COLOGNE, Germany – ProSiebenSat.1, Europe's second largest broadcaster, has made its first move into regional television advertising in Germany, drawing fire from newspaper publishers and commercial radio channels.

The media authority in Germany's largest state, North Rhine Westphalia (NRW), has given ProSieben the go-ahead to carry out a three-month technical test of regional television advertising  on its national channels that air in NRW. The move will allow ProSieben to blend in local ads in between its national programming, something currently not allowed under Germany's strict laws governing TV advertising.

ProSieben will carry out the test on channels carried on cable group Unitymedia and on regional broadcaster WestCom Media. ProSieben carried out a similar test in the southern German state of Baden Wurttemberg last last year.  For the test phase, the regional advertisements will be promotional spots for Unitymedia, not third-party commercials.

But even that is too much for NRW newspaper publishers and the state's commercial radio stations, who see the move as threatening their livelihood. Regional newspapers and radio channels are heavily dependent on local advertising and fear if big national networks like ProSiebenSat.1 are allowed into the regional advertising market, they will squeeze out competitors, reducing media diversity.

Jurgen Brautmeier, director of NRW's media authority, was quick to assuage their fears, saying allowing the technical test did not mean ProSieben would now be allowed to program local advertising spots. 
“The law in NRW prevents national broadcasters from showing regional programming without a separate license,” Brautmeier said.

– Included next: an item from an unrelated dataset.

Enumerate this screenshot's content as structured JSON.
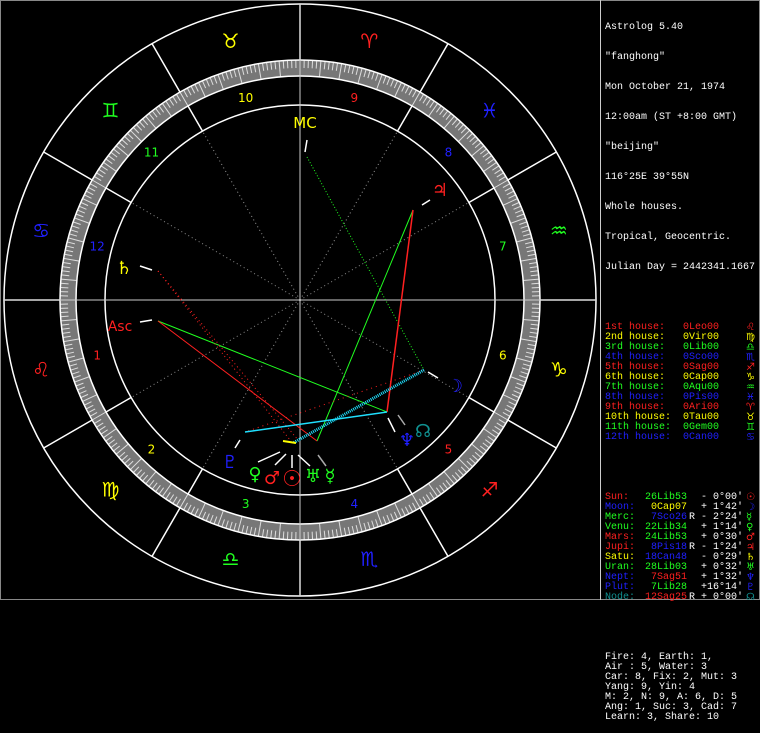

If ProSiebenSat.1 were allowed to enter the regional ad market, it could provide a new source of revenue growth for the TV giant.